There is something Shakespearean in the setup of Sin Nombre, a brilliant film from director, Cary Fukunaga. It doesn’t really hit you until you’re away from the vision for a time. Away from the people and the setting and the imagery. Sin Nombre is the tragic story of the search for a home, and how that search leads to death and the desire to escape that home for El Norte. It is a Central American story with a hint of Romeo and Juliette, a revenge story, a story of very young people forced to grow up too fast. Grow up or die. Kill or be killed.
Fukunaga brings us a world we rarely see. Migrants riding train tops, gangs initiating twelve-year-olds by beating them half to death, journeys across countries, utilizing a not so hidden infrastructure for migrants to go north.
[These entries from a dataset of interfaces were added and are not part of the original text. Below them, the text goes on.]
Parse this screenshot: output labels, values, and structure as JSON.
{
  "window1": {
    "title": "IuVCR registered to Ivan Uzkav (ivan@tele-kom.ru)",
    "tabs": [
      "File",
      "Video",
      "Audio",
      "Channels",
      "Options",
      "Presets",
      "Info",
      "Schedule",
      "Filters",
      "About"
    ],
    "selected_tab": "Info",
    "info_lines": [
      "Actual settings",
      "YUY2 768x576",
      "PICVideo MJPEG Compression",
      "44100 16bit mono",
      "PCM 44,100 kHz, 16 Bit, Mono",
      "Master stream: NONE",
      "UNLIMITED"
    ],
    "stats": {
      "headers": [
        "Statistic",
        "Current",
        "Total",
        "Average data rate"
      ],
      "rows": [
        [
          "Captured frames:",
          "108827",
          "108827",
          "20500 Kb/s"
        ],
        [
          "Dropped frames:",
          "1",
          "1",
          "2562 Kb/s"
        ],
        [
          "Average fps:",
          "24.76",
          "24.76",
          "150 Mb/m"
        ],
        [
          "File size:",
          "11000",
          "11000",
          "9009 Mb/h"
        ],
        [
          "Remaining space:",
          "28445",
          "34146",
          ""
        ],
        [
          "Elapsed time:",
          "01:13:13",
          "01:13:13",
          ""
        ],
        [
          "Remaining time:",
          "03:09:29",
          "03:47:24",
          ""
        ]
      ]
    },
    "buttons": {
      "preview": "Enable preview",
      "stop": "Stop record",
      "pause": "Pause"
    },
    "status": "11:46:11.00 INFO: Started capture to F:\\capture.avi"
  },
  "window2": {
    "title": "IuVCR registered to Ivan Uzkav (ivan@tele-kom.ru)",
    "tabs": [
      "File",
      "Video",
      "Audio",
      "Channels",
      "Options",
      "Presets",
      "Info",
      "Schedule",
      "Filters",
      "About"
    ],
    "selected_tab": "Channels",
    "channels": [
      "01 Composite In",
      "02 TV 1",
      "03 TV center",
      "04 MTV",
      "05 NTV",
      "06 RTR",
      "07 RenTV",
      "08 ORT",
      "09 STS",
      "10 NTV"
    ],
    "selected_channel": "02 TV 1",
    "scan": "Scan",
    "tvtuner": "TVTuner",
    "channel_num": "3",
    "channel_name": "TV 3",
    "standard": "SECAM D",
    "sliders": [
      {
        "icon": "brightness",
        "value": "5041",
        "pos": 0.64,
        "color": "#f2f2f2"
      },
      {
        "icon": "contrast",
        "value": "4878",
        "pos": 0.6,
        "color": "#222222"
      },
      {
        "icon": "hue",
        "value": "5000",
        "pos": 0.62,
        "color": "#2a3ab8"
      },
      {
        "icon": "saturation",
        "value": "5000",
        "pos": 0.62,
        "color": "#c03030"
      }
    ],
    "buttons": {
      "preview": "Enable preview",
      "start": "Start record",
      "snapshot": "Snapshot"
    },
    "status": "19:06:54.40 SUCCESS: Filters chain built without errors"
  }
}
An acceptance of an underground transportation system that moves through the clear light of day and black of night. Most accept it, and throw fruit for the train riders to eat. Others throw rocks, telling the immigrants to go away. The train riders care for each other, help each other, try to make sure no one falls from the train because of sleep. This all seems somehow natural and surreal.
Fukunaga went to Mexico to do serious research before making the film, rode the trains himself, and lived among the migrants, capturing their ways and their plight. Migrants also appear in the film as extras.
The two main characters are Sayra (Paulina Gaitán), a young Honduran woman hoping to make it all the way to New Jersey with her father and uncle; and Willie/El Casper (Edgar Flores), a young Mexican gang member who makes a fateful decision to protect Sayra from his leader. This causes his gang, with its vast network throughout Mexico, to come gunning for him. The story shows us the extremes people will go to find fleeting moments of security and peace, and the impossible conflicts that come with that journey. It shows us the incredible struggles so many undertake to find a better life for themselves and their families.
Sin Nombre trailor
Like most trailers, this one gives a bit of a false sense of the film. While Sin Nombre does have action sequences, and moves rapidly at times, it lingers more often on the landscape and the faces of the migrants. It’s more thoughtful than that trailer makes it appear. It’s deeper and more tragic. There is beauty here, and brutality. And it made this viewer think how much we Americans take for granted, and how much we assume, falsely, about others. Especially people from foreign lands. No one should be foreign to us. No one.